Living in Society

Simple and Easy Change or Voter Suppression?

Iowa Capitol

As chair of the Iowa House State Government Committee, Representative Bobby Kaufmann was quick to get out into the newspapers in his district to explain the last minute dealings regarding voting process as the second session of the 88th Iowa General Assembly adjourned Sine Die on June 14.

“The legislation that passed simply requires a Secretary of State to run changes to election law by the Legislature,” Kaufmann wrote in the June 25 Solon Economist.

He went on to explain new restrictions for county auditors in processing absentee ballot requests: they must contact the voter if something is missing on the form. This is instead of the current process of filling in missing information when it is available.

“That is all the bill does. It ensures that a person who wants an absentee ballot is the person who actually receives it,” Kaufmann wrote. “This is no different than if you forget your password for online banking, your credit card, or a loan at the bank.”

Sounds pretty simple and easy doesn’t it? Not so fast!

Representative Mary Mascher, ranking member of the State Government Committee, believes the new law creates barriers to voting and explained it in this July 9 letter to the editor of the Solon Economist:

Barriers to voting have been opposed by House and Senate Democrats for many years. Voter Suppression bills have been proposed and passed over the last four years by Legislative Republicans. Those laws disproportionately impact our elderly, people with disabilities, minorities and the poor. The legislation that was added to the omnibus budget bill in the last hours of the 2020 session created another barrier for the groups listed above.

This is why.

Voters requesting an absentee ballot are required to included their driver’s license number or their unique pin number on the (ABR) absentee ballot request form. The pin number was issued from the Secretary of State’s Office to all voters who did not have a driver’s license or a DOT Identification ID. Those pins were mailed out months ago. Many voters did not keep those pin numbers in a safe place or threw away the letter thinking it was junk mail. So many voters do not have easy access to those numbers.

If a voter fails to include their pin or driver’s license number they will not be automatically mailed their ballot. The auditor has access to the unique pin number but they are not allowed to fill that number in and mail out the ballot!

This is what the County Auditors will be required to do.

First the auditor must try to contact the voter by phone. Many voters no longer include their phone number on their voter registration because they do not want to receive the hundreds of phone calls that candidates and parties have access to if they provide that number. Some voters do not share their cell number for privacy reasons. Some voters do not have phones or have limited minutes on those phones so it may be impossible for the auditors to contact them by phone.

Second the auditor must try to contact the voter by e-mail. Again not all voters have e-mail or include those e-mail addresses on their voter registration form. For low income voters that option is not even realistic. They may not have a computer, internet access or a phone that allows them to receive an e-mail. Many have track phones or phones with limited minutes and cannot receive e-mails through those phones.

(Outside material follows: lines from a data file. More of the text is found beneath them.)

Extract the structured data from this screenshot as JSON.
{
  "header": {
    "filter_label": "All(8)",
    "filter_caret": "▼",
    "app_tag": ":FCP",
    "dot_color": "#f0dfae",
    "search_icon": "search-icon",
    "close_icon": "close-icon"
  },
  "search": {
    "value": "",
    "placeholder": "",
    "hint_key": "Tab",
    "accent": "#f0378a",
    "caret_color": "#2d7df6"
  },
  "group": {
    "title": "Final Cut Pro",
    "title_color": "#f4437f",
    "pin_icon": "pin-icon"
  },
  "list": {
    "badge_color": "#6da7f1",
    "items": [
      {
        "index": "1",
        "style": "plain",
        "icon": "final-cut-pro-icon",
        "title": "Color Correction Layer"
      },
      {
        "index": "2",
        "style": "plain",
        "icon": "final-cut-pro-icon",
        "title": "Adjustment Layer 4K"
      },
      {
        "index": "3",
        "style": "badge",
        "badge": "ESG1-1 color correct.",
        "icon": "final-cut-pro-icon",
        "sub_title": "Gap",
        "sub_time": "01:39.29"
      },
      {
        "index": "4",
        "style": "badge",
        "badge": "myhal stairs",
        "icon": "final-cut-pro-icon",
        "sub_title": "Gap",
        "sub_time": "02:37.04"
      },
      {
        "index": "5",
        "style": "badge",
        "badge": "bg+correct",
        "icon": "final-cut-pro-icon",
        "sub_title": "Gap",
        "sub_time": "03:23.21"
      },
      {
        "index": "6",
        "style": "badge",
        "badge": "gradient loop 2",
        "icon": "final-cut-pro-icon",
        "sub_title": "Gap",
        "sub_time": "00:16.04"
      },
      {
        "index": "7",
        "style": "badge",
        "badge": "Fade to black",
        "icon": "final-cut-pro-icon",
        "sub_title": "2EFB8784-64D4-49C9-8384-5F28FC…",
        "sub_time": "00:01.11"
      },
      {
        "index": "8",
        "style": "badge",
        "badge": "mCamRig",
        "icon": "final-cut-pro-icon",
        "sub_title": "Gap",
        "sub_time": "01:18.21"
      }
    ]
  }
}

Third the auditor must mail the voter a letter through the US Postal System letting them know they have left vital information off of their ABR and they must contact the auditor’s office in order to receive an ballot for the upcoming election. If they contact the auditor’s office they will be able to verify their voter information and the auditor can then send them a ballot. If the voter thinks the letter is more junk mail they may end up throwing it away and will never know why they did not receive their ballot. If the voter receives the letter and fails to contact the auditor’s office they will not receive a ballot.

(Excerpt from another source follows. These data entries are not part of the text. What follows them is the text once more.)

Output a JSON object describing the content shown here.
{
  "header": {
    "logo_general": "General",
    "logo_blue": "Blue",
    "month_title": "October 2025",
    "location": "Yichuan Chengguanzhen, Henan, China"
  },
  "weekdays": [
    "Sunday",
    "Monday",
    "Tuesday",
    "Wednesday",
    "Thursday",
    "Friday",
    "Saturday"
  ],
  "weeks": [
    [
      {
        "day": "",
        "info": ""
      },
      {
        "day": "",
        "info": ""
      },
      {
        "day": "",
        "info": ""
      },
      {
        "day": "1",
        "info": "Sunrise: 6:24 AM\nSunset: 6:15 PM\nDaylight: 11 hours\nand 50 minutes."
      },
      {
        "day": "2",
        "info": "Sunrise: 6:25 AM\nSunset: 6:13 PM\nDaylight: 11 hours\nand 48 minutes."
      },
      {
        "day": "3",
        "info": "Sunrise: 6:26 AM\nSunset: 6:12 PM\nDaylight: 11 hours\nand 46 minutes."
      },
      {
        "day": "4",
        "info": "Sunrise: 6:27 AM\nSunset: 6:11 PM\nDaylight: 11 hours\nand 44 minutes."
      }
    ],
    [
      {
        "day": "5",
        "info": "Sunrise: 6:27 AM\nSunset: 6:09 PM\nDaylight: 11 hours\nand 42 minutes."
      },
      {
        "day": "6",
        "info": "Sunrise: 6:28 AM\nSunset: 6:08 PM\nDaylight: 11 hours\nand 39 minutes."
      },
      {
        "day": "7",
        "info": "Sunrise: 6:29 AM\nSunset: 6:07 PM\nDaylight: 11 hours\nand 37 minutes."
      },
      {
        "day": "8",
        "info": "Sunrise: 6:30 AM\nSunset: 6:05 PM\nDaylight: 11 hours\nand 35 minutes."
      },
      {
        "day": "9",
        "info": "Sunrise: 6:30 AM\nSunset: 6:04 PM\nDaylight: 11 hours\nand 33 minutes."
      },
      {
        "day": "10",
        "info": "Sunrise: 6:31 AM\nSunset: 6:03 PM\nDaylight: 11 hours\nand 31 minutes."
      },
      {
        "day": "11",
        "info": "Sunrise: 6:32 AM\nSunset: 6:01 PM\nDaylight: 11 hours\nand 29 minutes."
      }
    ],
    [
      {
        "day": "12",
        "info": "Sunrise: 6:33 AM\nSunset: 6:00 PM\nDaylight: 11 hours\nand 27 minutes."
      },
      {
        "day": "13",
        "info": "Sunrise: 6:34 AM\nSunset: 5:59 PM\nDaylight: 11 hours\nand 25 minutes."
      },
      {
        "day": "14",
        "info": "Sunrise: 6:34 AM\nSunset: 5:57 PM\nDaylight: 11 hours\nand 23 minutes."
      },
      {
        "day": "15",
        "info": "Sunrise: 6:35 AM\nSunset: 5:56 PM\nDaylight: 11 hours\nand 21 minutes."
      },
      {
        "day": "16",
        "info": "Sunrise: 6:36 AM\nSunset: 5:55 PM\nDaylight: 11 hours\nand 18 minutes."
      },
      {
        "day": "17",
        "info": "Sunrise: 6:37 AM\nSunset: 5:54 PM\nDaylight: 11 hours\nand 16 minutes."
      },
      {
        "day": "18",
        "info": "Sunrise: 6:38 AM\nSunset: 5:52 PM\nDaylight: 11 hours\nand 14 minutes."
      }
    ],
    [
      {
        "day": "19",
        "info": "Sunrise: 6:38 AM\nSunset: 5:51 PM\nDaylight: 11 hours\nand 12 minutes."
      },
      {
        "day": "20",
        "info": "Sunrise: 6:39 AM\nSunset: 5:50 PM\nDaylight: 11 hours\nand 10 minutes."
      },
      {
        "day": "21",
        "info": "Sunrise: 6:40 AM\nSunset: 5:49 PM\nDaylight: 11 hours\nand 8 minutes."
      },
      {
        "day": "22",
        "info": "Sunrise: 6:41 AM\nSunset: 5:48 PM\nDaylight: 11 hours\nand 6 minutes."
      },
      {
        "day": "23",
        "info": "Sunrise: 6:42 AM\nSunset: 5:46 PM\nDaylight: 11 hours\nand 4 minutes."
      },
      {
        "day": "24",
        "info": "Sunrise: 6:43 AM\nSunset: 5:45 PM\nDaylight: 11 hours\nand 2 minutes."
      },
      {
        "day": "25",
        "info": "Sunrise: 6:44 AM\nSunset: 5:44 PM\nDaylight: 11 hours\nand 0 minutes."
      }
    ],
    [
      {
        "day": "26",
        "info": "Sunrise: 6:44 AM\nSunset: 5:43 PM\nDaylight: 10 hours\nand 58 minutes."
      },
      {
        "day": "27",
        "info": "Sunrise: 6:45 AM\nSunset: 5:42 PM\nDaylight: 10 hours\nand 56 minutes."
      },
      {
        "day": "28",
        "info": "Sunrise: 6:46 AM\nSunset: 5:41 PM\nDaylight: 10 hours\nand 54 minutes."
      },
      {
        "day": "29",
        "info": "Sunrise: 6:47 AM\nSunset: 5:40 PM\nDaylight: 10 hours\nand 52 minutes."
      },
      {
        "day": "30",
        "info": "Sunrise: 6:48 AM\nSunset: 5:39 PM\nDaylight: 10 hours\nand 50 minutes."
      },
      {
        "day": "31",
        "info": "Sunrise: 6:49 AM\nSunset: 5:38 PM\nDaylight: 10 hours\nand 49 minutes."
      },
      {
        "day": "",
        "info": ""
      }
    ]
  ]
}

I have listed some of the flaws in the system above but here is one more challenge for auditors. They must phone, e-mail or mail the letter to the voter within 24 hours of receiving the ABR. Most auditors do not have enough staff to do this within this restrictive time frame. The larger counties may receive literally thousands of ABRs in a day. If hundreds of those ABRs have no pin or driver’s license number it will be physically impossible for the auditor’s staff to complete the requirements above in 24 hours.

If the vital information is missing and the voter requests the absentee ballot close to the day of the election. It may be impossible for the voter to provide the needed information and get the ballot prior to the election.

These burdensome requirements, with nearly identical wording, were in the original 2017 voter ID law, but the state Supreme Court overturned the requirements as an undue burden on voters.

Election fraud in our Iowa Elections is extremely rare. Our county auditors take their jobs seriously and do everything they can to make sure our elections are safe, secure and fair. Due to the COVID virus more voters will choose the option of voting by mail. We know this occurred during the recent 2020 Primary Election where records were broken across the state. Making it more difficult to request an ABR at this time is voter suppression at its worst. This is why Democrats opposed this provision and fought to defeat it on the floor of the House.

For most voters providing a pin or a driver’s license number on their ABR will not be a problem but for the elderly, people with disabilities, our minority populations and low income Iowans this could result in them being denied the right to vote and that is just plain wrong!

State Rep. Mary Mascher

Buyer beware when Republicans propose changes in voting laws.

~ The Solon Economist is available by subscription only. The entire Kaufmann column can be found in this clipping. Mary Mascher’s letter is used with her permission. This post was written for Blog for Iowa.